“. . . it is the arbitrator upon whom the success of any arbitration ultimately depends,” says Michael Hoellering at the beginning of this in-depth examination of the increasingly important position occupied by the arbitrator in modern dispute resolution. As general counsel of the AAA, Hoellering brings a unique—and illuminating— perspective to the topic.

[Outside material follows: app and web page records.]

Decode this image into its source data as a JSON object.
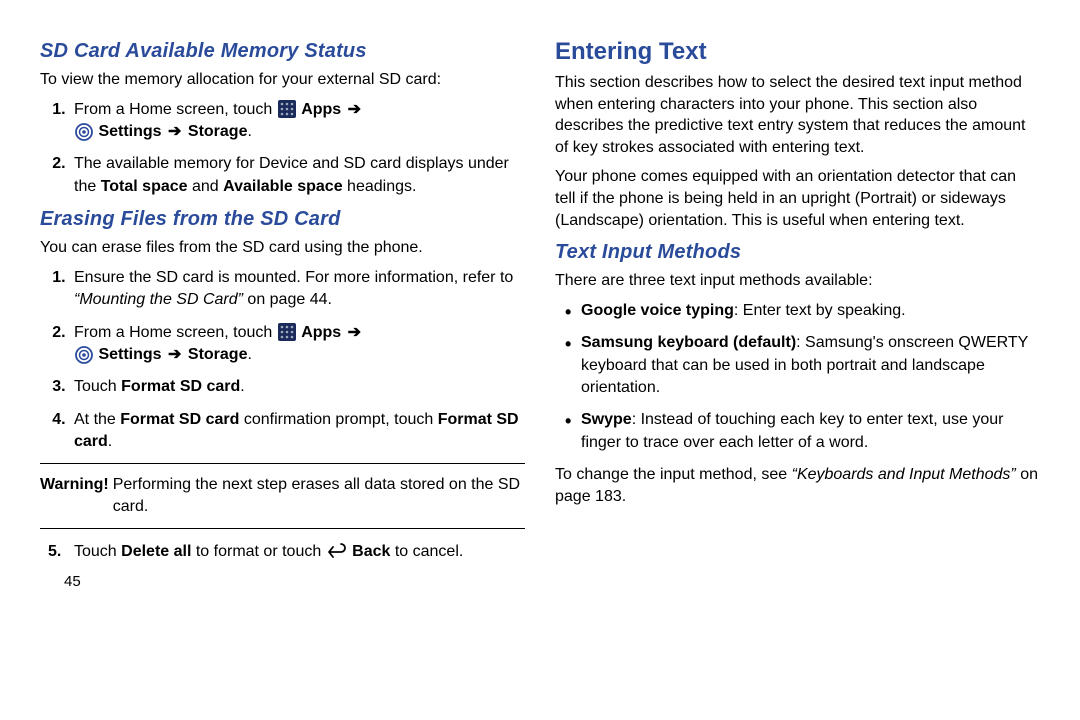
{
  "left": {
    "h1": "SD Card Available Memory Status",
    "p1": "To view the memory allocation for your external SD card:",
    "step1_a": "From a Home screen, touch ",
    "step1_apps": "Apps",
    "step1_settings": "Settings",
    "step1_storage": "Storage",
    "step2_a": "The available memory for Device and SD card displays under the ",
    "step2_total": "Total space",
    "step2_and": " and ",
    "step2_avail": "Available space",
    "step2_end": " headings.",
    "h2": "Erasing Files from the SD Card",
    "p2": "You can erase files from the SD card using the phone.",
    "e_step1_a": "Ensure the SD card is mounted. For more information, refer to ",
    "e_step1_ref": "“Mounting the SD Card”",
    "e_step1_end": " on page 44.",
    "e_step2_a": "From a Home screen, touch ",
    "e_step2_apps": "Apps",
    "e_step2_settings": "Settings",
    "e_step2_storage": "Storage",
    "e_step3_a": "Touch ",
    "e_step3_b": "Format SD card",
    "e_step3_end": ".",
    "e_step4_a": "At the ",
    "e_step4_b": "Format SD card",
    "e_step4_c": " confirmation prompt, touch ",
    "e_step4_d": "Format SD card",
    "e_step4_end": ".",
    "warn_label": "Warning!",
    "warn_text": " Performing the next step erases all data stored on the SD card.",
    "e_step5_a": "Touch ",
    "e_step5_b": "Delete all",
    "e_step5_c": " to format or touch ",
    "e_step5_back": "Back",
    "e_step5_end": " to cancel.",
    "page_num": "45"
  },
  "right": {
    "h1": "Entering Text",
    "p1": "This section describes how to select the desired text input method when entering characters into your phone. This section also describes the predictive text entry system that reduces the amount of key strokes associated with entering text.",
    "p2": "Your phone comes equipped with an orientation detector that can tell if the phone is being held in an upright (Portrait) or sideways (Landscape) orientation. This is useful when entering text.",
    "h2": "Text Input Methods",
    "p3": "There are three text input methods available:",
    "m1_b": "Google voice typing",
    "m1_t": ": Enter text by speaking.",
    "m2_b": "Samsung keyboard (default)",
    "m2_t": ": Samsung's onscreen QWERTY keyboard that can be used in both portrait and landscape orientation.",
    "m3_b": "Swype",
    "m3_t": ": Instead of touching each key to enter text, use your finger to trace over each letter of a word.",
    "p4_a": "To change the input method, see ",
    "p4_ref": "“Keyboards and Input Methods”",
    "p4_end": " on page 183."
  },
  "icons": {
    "apps": "apps-grid-icon",
    "settings": "settings-gear-icon",
    "back": "back-arrow-icon"
  }
}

Earlier this year, at a symposium in Texas, W. Laurence Craig spoke of the successes of arbitration as a self-contained process, noting that the vast majority of arbitrations, particularly those administered by an arbitral institution, were concluded without the need for any judicial intervention whatsoever.1